◆ WORK ORDER ◆
Copy all records precisely, apart from the pictures.

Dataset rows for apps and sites
####

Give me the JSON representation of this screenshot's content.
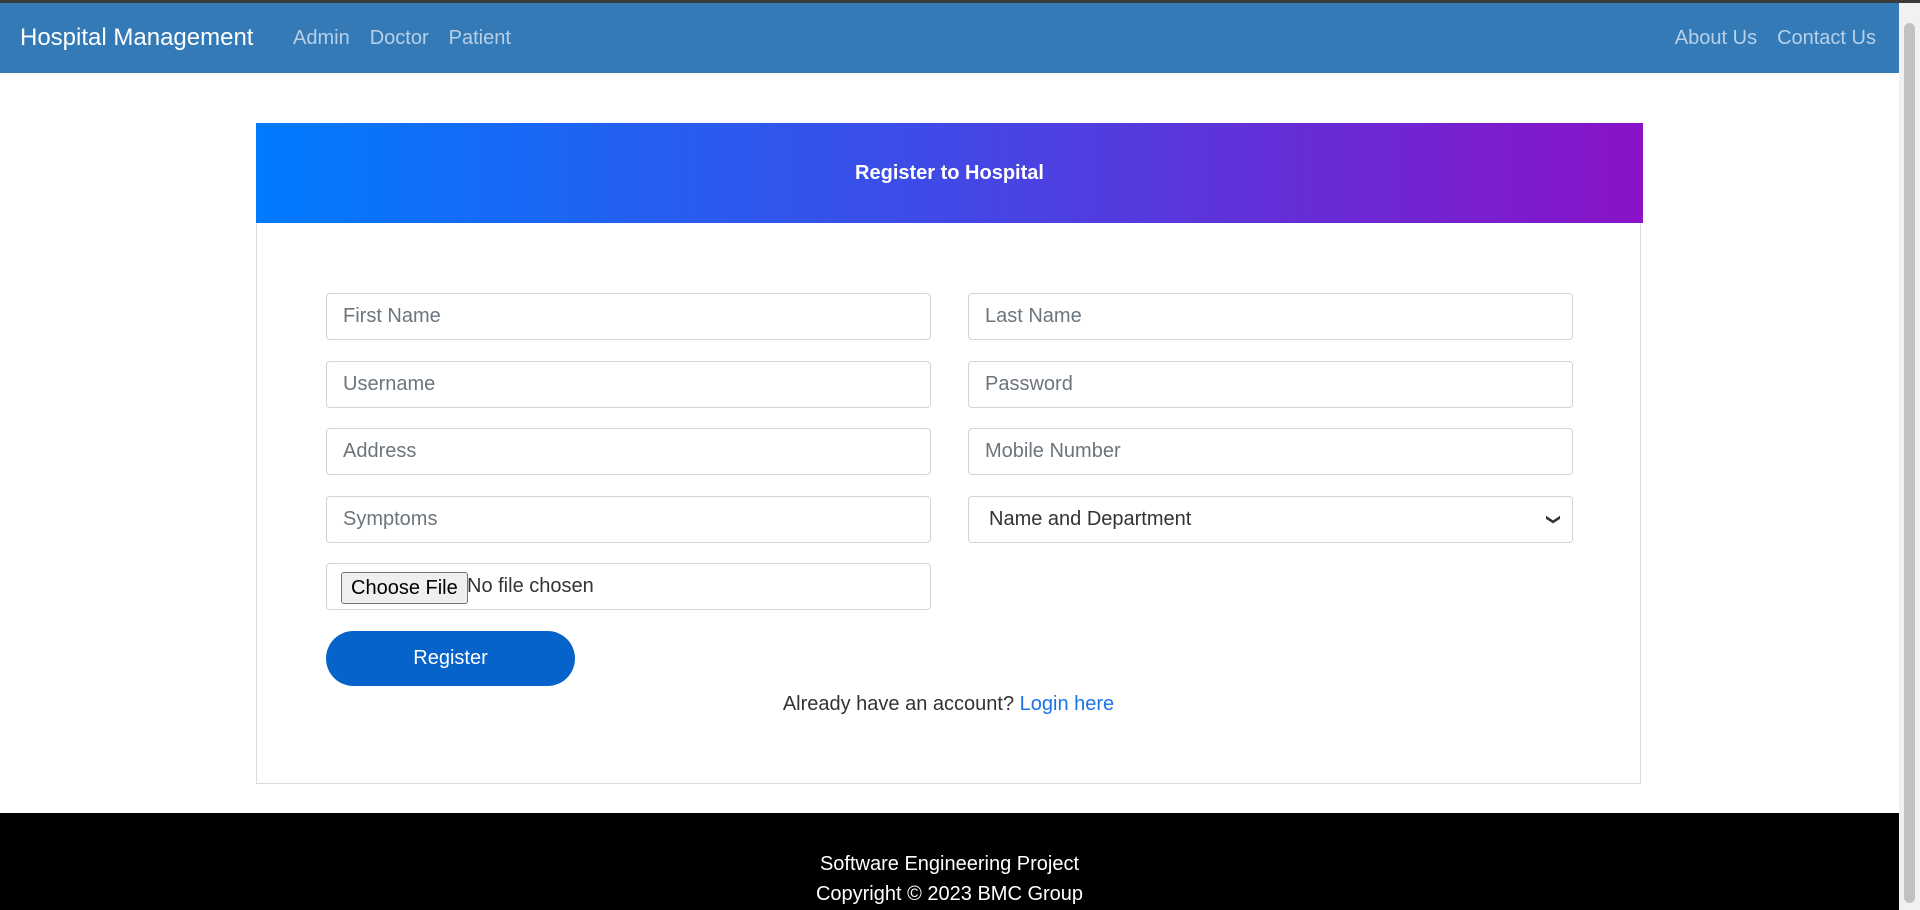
{
  "navbar": {
    "brand": "Hospital Management",
    "left_links": [
      "Admin",
      "Doctor",
      "Patient"
    ],
    "right_links": [
      "About Us",
      "Contact Us"
    ]
  },
  "form": {
    "title": "Register to Hospital",
    "first_name_placeholder": "First Name",
    "last_name_placeholder": "Last Name",
    "username_placeholder": "Username",
    "password_placeholder": "Password",
    "address_placeholder": "Address",
    "mobile_placeholder": "Mobile Number",
    "symptoms_placeholder": "Symptoms",
    "doctor_select_value": "Name and Department",
    "file_button_label": "Choose File",
    "file_status": "No file chosen",
    "register_label": "Register",
    "account_prompt": "Already have an account?",
    "login_link": "Login here"
  },
  "footer": {
    "line1": "Software Engineering Project",
    "line2": "Copyright © 2023 BMC Group"
  },
  "colors": {
    "navbar": "#337ab7",
    "header_gradient_start": "#007bff",
    "header_gradient_end": "#8a12c8",
    "register_button": "#0563c9",
    "footer": "#000000"
  }
}
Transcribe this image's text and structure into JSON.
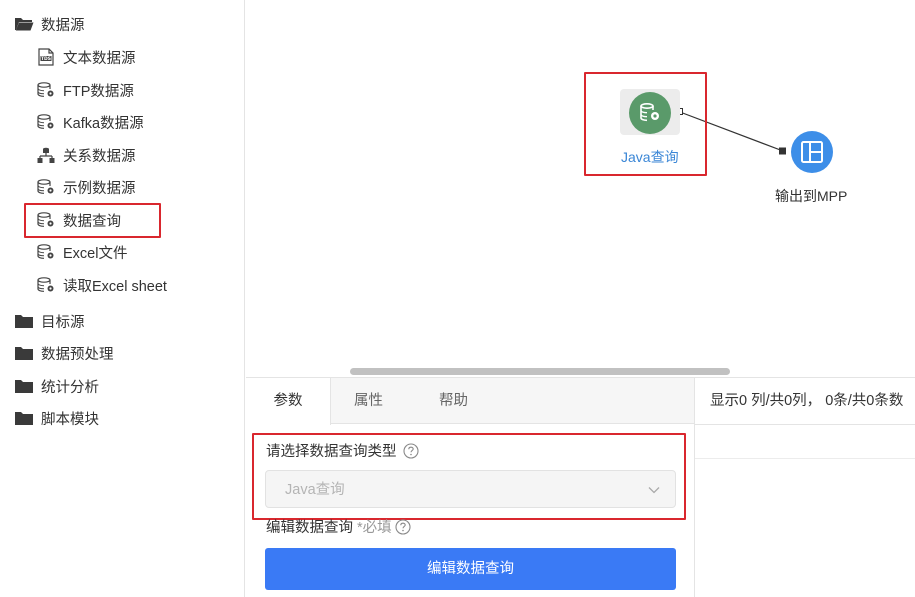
{
  "sidebar": {
    "folders": [
      {
        "label": "数据源",
        "icon": "folder-open-icon"
      },
      {
        "label": "目标源",
        "icon": "folder-icon"
      },
      {
        "label": "数据预处理",
        "icon": "folder-icon"
      },
      {
        "label": "统计分析",
        "icon": "folder-icon"
      },
      {
        "label": "脚本模块",
        "icon": "folder-icon"
      }
    ],
    "items": [
      {
        "label": "文本数据源",
        "icon": "tds-file-icon"
      },
      {
        "label": "FTP数据源",
        "icon": "database-gear-icon"
      },
      {
        "label": "Kafka数据源",
        "icon": "database-gear-icon"
      },
      {
        "label": "关系数据源",
        "icon": "relational-db-icon"
      },
      {
        "label": "示例数据源",
        "icon": "database-gear-icon"
      },
      {
        "label": "数据查询",
        "icon": "database-gear-icon",
        "highlighted": true
      },
      {
        "label": "Excel文件",
        "icon": "database-gear-icon"
      },
      {
        "label": "读取Excel sheet",
        "icon": "database-gear-icon"
      }
    ]
  },
  "canvas": {
    "nodes": [
      {
        "label": "Java查询",
        "icon": "database-gear-icon",
        "color": "#5a9a6a",
        "selected": true
      },
      {
        "label": "输出到MPP",
        "icon": "layout-panels-icon",
        "color": "#3d8ee8"
      }
    ]
  },
  "panel": {
    "tabs": [
      "参数",
      "属性",
      "帮助"
    ],
    "active_tab": "参数",
    "status": "显示0 列/共0列， 0条/共0条数",
    "query_type_label": "请选择数据查询类型",
    "query_type_value": "Java查询",
    "edit_label": "编辑数据查询",
    "required_mark": "*必填",
    "edit_button": "编辑数据查询"
  },
  "colors": {
    "highlight": "#d9272e",
    "primary": "#3a7af5",
    "java_node": "#5a9a6a",
    "mpp_node": "#3d8ee8",
    "node_label_blue": "#3a86d6"
  }
}
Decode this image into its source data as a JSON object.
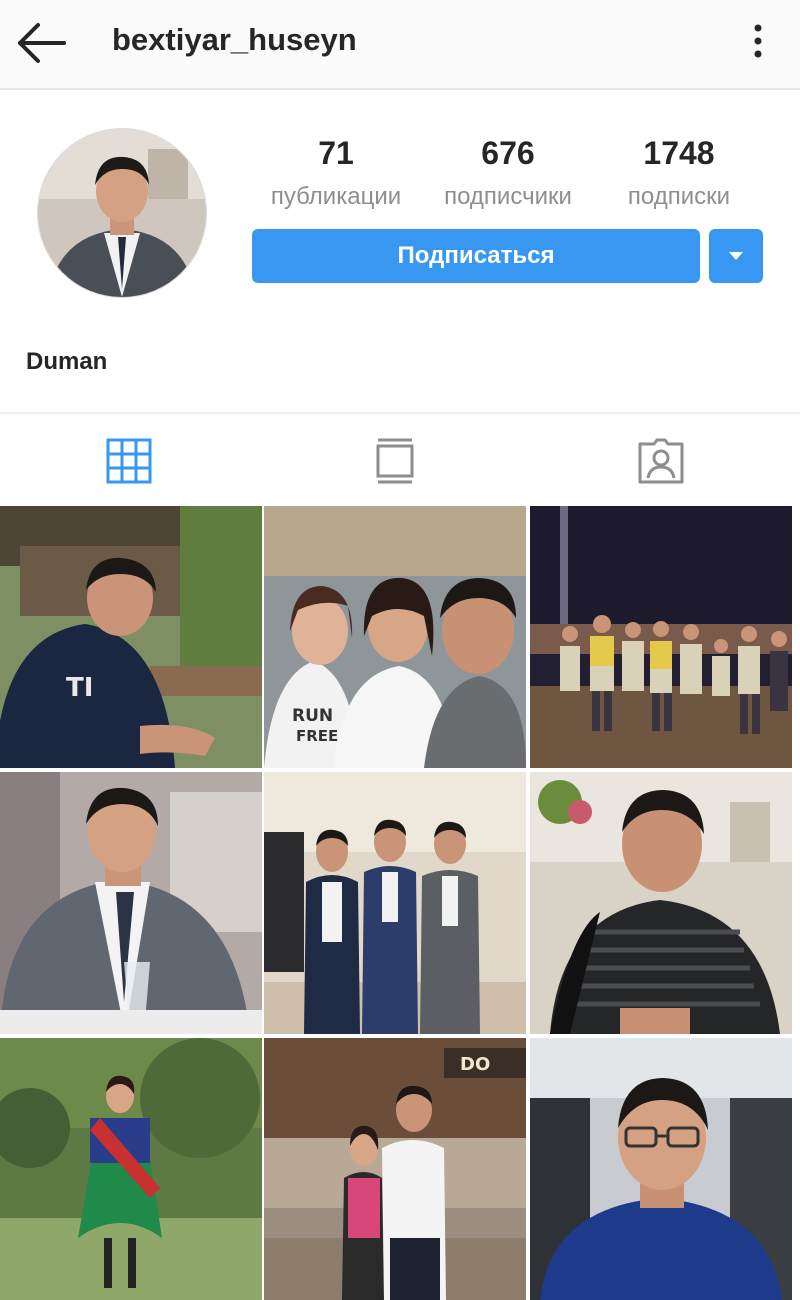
{
  "header": {
    "username": "bextiyar_huseyn",
    "back_icon": "arrow-left-icon",
    "more_icon": "more-vertical-icon"
  },
  "profile": {
    "full_name": "Duman",
    "stats": {
      "posts": {
        "value": "71",
        "label": "публикации"
      },
      "followers": {
        "value": "676",
        "label": "подписчики"
      },
      "following": {
        "value": "1748",
        "label": "подписки"
      }
    },
    "follow_button": "Подписаться",
    "dropdown_icon": "caret-down-icon"
  },
  "tabs": [
    {
      "name": "grid",
      "icon": "grid-icon",
      "active": true
    },
    {
      "name": "feed",
      "icon": "feed-icon",
      "active": false
    },
    {
      "name": "tagged",
      "icon": "tagged-user-icon",
      "active": false
    }
  ],
  "colors": {
    "accent": "#3897f0",
    "active_tab": "#3897f0",
    "inactive_tab": "#8e8e8e",
    "text": "#262626",
    "muted": "#8e8e8e"
  },
  "posts": [
    {
      "id": 1,
      "scene": "man in navy t-shirt at outdoor cafe",
      "overlay_text": "TI"
    },
    {
      "id": 2,
      "scene": "selfie with two girls",
      "overlay_text": "RUN FREE"
    },
    {
      "id": 3,
      "scene": "group photo at night by the sea"
    },
    {
      "id": 4,
      "scene": "man in grey suit at restaurant table"
    },
    {
      "id": 5,
      "scene": "three men in suits indoors"
    },
    {
      "id": 6,
      "scene": "man in striped shirt at cafe"
    },
    {
      "id": 7,
      "scene": "girl in costume with flag in park"
    },
    {
      "id": 8,
      "scene": "man and girl at shopping mall",
      "overlay_text": "DO"
    },
    {
      "id": 9,
      "scene": "man selfie in car"
    }
  ]
}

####

◆ RESPONSE BELOW ◆
Give me the JSON representation of this screenshot's content.
{
  "navbar": {
    "brand": "Hospital Management",
    "left_links": [
      "Admin",
      "Doctor",
      "Patient"
    ],
    "right_links": [
      "About Us",
      "Contact Us"
    ]
  },
  "form": {
    "title": "Register to Hospital",
    "first_name_placeholder": "First Name",
    "last_name_placeholder": "Last Name",
    "username_placeholder": "Username",
    "password_placeholder": "Password",
    "address_placeholder": "Address",
    "mobile_placeholder": "Mobile Number",
    "symptoms_placeholder": "Symptoms",
    "doctor_select_value": "Name and Department",
    "file_button_label": "Choose File",
    "file_status": "No file chosen",
    "register_label": "Register",
    "account_prompt": "Already have an account?",
    "login_link": "Login here"
  },
  "footer": {
    "line1": "Software Engineering Project",
    "line2": "Copyright © 2023 BMC Group"
  },
  "colors": {
    "navbar": "#337ab7",
    "header_gradient_start": "#007bff",
    "header_gradient_end": "#8a12c8",
    "register_button": "#0563c9",
    "footer": "#000000"
  }
}
Transcribe this image's text and structure into JSON.
{
  "sidebar": {
    "folders": [
      {
        "label": "数据源",
        "icon": "folder-open-icon"
      },
      {
        "label": "目标源",
        "icon": "folder-icon"
      },
      {
        "label": "数据预处理",
        "icon": "folder-icon"
      },
      {
        "label": "统计分析",
        "icon": "folder-icon"
      },
      {
        "label": "脚本模块",
        "icon": "folder-icon"
      }
    ],
    "items": [
      {
        "label": "文本数据源",
        "icon": "tds-file-icon"
      },
      {
        "label": "FTP数据源",
        "icon": "database-gear-icon"
      },
      {
        "label": "Kafka数据源",
        "icon": "database-gear-icon"
      },
      {
        "label": "关系数据源",
        "icon": "relational-db-icon"
      },
      {
        "label": "示例数据源",
        "icon": "database-gear-icon"
      },
      {
        "label": "数据查询",
        "icon": "database-gear-icon",
        "highlighted": true
      },
      {
        "label": "Excel文件",
        "icon": "database-gear-icon"
      },
      {
        "label": "读取Excel sheet",
        "icon": "database-gear-icon"
      }
    ]
  },
  "canvas": {
    "nodes": [
      {
        "label": "Java查询",
        "icon": "database-gear-icon",
        "color": "#5a9a6a",
        "selected": true
      },
      {
        "label": "输出到MPP",
        "icon": "layout-panels-icon",
        "color": "#3d8ee8"
      }
    ]
  },
  "panel": {
    "tabs": [
      "参数",
      "属性",
      "帮助"
    ],
    "active_tab": "参数",
    "status": "显示0 列/共0列， 0条/共0条数",
    "query_type_label": "请选择数据查询类型",
    "query_type_value": "Java查询",
    "edit_label": "编辑数据查询",
    "required_mark": "*必填",
    "edit_button": "编辑数据查询"
  },
  "colors": {
    "highlight": "#d9272e",
    "primary": "#3a7af5",
    "java_node": "#5a9a6a",
    "mpp_node": "#3d8ee8",
    "node_label_blue": "#3a86d6"
  }
}
Decode this image into its source data as a JSON object.
{
  "header": {
    "username": "bextiyar_huseyn",
    "back_icon": "arrow-left-icon",
    "more_icon": "more-vertical-icon"
  },
  "profile": {
    "full_name": "Duman",
    "stats": {
      "posts": {
        "value": "71",
        "label": "публикации"
      },
      "followers": {
        "value": "676",
        "label": "подписчики"
      },
      "following": {
        "value": "1748",
        "label": "подписки"
      }
    },
    "follow_button": "Подписаться",
    "dropdown_icon": "caret-down-icon"
  },
  "tabs": [
    {
      "name": "grid",
      "icon": "grid-icon",
      "active": true
    },
    {
      "name": "feed",
      "icon": "feed-icon",
      "active": false
    },
    {
      "name": "tagged",
      "icon": "tagged-user-icon",
      "active": false
    }
  ],
  "colors": {
    "accent": "#3897f0",
    "active_tab": "#3897f0",
    "inactive_tab": "#8e8e8e",
    "text": "#262626",
    "muted": "#8e8e8e"
  },
  "posts": [
    {
      "id": 1,
      "scene": "man in navy t-shirt at outdoor cafe",
      "overlay_text": "TI"
    },
    {
      "id": 2,
      "scene": "selfie with two girls",
      "overlay_text": "RUN FREE"
    },
    {
      "id": 3,
      "scene": "group photo at night by the sea"
    },
    {
      "id": 4,
      "scene": "man in grey suit at restaurant table"
    },
    {
      "id": 5,
      "scene": "three men in suits indoors"
    },
    {
      "id": 6,
      "scene": "man in striped shirt at cafe"
    },
    {
      "id": 7,
      "scene": "girl in costume with flag in park"
    },
    {
      "id": 8,
      "scene": "man and girl at shopping mall",
      "overlay_text": "DO"
    },
    {
      "id": 9,
      "scene": "man selfie in car"
    }
  ]
}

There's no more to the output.